DATA RECORDS:
○ ○ ○

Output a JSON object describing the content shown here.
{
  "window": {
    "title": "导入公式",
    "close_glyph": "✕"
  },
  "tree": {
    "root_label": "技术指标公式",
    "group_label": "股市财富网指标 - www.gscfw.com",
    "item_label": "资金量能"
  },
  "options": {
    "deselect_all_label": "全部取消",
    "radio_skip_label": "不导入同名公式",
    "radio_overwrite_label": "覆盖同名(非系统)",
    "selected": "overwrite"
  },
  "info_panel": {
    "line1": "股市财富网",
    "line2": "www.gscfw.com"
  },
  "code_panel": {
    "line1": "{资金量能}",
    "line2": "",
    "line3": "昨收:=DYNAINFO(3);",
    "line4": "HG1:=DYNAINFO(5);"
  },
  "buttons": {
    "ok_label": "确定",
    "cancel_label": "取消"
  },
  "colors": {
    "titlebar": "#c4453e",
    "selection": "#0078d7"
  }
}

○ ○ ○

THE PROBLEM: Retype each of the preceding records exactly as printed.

THE COMPLETED TASK:
Output a JSON object describing the content shown here.
{
  "window": {
    "title": "导入公式",
    "close_glyph": "✕"
  },
  "tree": {
    "root_label": "技术指标公式",
    "group_label": "股市财富网指标 - www.gscfw.com",
    "item_label": "资金量能"
  },
  "options": {
    "deselect_all_label": "全部取消",
    "radio_skip_label": "不导入同名公式",
    "radio_overwrite_label": "覆盖同名(非系统)",
    "selected": "overwrite"
  },
  "info_panel": {
    "line1": "股市财富网",
    "line2": "www.gscfw.com"
  },
  "code_panel": {
    "line1": "{资金量能}",
    "line2": "",
    "line3": "昨收:=DYNAINFO(3);",
    "line4": "HG1:=DYNAINFO(5);"
  },
  "buttons": {
    "ok_label": "确定",
    "cancel_label": "取消"
  },
  "colors": {
    "titlebar": "#c4453e",
    "selection": "#0078d7"
  }
}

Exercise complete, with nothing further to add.